Deirdre grinned. The right-wing gun nut finding peace in the arms of the nature loony? What would the other factions think of that?
Well, never mind what the other factions thought of that, of them. Peace would soon be a scarce commodity on Planet and Lady Deirdre intended to get a hold of it wherever she could find it.
Deirdre carefully pulled Santiago’s body against her own and planted a kiss on the woman’s right shoulder-blade.
“Hmm?” Santiago muttered.
“I’m sorry, did I wake you?” Deirdre whispered.
“Hmm,” said Santiago. “But I don’t mind.”
Deirdre smiled. “That’s good.”
Santiago turned around, but was careful not to get out of Deirdre’s embrace. Her face was calm, but not cold. It was, however, as determined as always. Wordlessly, Santiago brushed an errant lock of Deirdre’s black hair out of her face, then kissed her. Deirdre soon found herself in Santiago’s embrace as well and both women’s legs started to entwine with a definite purpose.
Tomorrow Lady Deirdre and Colonel Santiago would have to talk about matters of state and in spite of their Pact of Sisterhood would have to make decisions based on what would be best for their own faction.
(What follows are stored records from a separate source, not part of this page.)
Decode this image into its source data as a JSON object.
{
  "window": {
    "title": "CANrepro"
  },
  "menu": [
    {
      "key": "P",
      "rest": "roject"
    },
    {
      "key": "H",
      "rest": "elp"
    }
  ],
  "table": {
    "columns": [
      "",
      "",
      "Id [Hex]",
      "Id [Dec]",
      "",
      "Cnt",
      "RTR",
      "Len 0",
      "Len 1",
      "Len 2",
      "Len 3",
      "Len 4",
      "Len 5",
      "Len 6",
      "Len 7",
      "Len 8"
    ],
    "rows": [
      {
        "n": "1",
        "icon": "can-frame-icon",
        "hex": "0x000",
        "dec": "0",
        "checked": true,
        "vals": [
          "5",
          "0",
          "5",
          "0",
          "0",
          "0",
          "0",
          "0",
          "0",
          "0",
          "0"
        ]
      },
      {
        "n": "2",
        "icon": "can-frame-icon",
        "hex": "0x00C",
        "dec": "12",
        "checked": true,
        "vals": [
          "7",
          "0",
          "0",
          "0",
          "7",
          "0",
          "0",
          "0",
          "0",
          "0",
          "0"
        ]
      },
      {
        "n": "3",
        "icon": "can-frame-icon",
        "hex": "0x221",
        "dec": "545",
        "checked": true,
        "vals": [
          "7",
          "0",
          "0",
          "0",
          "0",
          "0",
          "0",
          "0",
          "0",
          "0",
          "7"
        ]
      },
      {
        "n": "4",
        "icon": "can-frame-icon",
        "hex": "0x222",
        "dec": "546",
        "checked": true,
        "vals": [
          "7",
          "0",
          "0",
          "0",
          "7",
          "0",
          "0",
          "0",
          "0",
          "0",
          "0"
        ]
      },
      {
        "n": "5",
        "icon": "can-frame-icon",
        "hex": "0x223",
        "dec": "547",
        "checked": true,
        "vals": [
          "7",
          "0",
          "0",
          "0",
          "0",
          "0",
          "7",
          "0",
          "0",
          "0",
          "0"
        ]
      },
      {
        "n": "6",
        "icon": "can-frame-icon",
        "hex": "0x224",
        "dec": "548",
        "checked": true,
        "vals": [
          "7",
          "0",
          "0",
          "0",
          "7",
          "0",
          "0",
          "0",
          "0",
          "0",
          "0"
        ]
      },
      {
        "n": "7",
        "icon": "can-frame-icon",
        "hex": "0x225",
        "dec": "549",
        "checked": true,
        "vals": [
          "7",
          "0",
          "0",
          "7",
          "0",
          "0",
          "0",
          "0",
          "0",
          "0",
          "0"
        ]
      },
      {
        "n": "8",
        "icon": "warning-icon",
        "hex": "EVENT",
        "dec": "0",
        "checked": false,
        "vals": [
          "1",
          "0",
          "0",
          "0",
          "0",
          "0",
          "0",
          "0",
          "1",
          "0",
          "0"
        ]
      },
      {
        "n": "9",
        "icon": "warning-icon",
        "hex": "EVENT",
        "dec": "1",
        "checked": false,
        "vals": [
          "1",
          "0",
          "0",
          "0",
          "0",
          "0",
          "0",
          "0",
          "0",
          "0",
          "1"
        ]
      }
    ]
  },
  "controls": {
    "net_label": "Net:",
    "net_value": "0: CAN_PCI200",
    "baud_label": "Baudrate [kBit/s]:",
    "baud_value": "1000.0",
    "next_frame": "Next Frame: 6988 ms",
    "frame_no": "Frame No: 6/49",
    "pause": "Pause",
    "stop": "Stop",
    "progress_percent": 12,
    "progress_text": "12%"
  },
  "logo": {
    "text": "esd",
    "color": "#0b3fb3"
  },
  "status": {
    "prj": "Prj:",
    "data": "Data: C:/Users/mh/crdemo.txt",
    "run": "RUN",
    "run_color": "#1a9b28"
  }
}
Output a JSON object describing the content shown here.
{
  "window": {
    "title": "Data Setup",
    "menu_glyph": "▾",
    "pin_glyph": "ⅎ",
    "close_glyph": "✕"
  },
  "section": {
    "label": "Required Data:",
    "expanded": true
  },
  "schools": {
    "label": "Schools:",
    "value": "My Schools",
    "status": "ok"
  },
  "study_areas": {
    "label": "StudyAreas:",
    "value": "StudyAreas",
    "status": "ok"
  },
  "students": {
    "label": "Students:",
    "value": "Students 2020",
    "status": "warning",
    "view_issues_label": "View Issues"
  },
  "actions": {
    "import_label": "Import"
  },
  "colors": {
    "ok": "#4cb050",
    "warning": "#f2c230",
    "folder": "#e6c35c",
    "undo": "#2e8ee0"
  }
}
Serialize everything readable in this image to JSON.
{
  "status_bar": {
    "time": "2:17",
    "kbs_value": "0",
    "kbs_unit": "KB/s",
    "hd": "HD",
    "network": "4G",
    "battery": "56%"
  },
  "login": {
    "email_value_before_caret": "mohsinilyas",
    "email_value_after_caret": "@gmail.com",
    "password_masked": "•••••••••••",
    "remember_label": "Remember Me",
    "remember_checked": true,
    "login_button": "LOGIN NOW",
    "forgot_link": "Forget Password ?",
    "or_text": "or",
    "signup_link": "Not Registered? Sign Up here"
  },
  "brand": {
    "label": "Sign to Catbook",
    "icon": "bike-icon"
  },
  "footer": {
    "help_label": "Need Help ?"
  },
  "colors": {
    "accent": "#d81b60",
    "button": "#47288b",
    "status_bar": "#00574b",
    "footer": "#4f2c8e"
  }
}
But for the two women sharing a bed, tomorrow was an infinity away.